▽

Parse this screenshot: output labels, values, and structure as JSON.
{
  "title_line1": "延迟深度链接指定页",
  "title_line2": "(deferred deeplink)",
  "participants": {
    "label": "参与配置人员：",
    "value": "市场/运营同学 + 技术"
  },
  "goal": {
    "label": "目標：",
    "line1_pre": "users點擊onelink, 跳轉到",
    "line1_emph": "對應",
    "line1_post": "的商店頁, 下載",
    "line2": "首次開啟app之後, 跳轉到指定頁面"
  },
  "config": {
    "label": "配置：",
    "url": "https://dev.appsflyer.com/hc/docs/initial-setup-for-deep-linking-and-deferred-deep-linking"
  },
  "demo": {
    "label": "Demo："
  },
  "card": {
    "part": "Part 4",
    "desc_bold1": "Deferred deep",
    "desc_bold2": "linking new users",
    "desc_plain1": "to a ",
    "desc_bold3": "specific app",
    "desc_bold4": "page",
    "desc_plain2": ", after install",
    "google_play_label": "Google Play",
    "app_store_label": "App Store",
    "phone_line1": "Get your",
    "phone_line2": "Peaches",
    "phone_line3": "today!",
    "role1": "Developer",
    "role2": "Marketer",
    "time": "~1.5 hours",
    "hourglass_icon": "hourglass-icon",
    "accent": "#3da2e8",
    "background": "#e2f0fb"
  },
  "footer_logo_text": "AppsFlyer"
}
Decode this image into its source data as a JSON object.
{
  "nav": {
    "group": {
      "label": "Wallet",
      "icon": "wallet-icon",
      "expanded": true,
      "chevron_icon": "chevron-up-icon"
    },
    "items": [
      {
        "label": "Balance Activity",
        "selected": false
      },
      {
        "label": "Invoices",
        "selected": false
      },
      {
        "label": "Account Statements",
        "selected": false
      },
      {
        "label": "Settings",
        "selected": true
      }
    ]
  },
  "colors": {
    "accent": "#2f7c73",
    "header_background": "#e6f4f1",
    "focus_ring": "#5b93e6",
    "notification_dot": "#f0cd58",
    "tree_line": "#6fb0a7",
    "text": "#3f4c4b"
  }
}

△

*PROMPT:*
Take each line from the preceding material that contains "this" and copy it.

*ANSWER SECTION:*
Parse this screenshot: output labels, values, and structure as JSON.
Decode this image into its source data as a JSON object.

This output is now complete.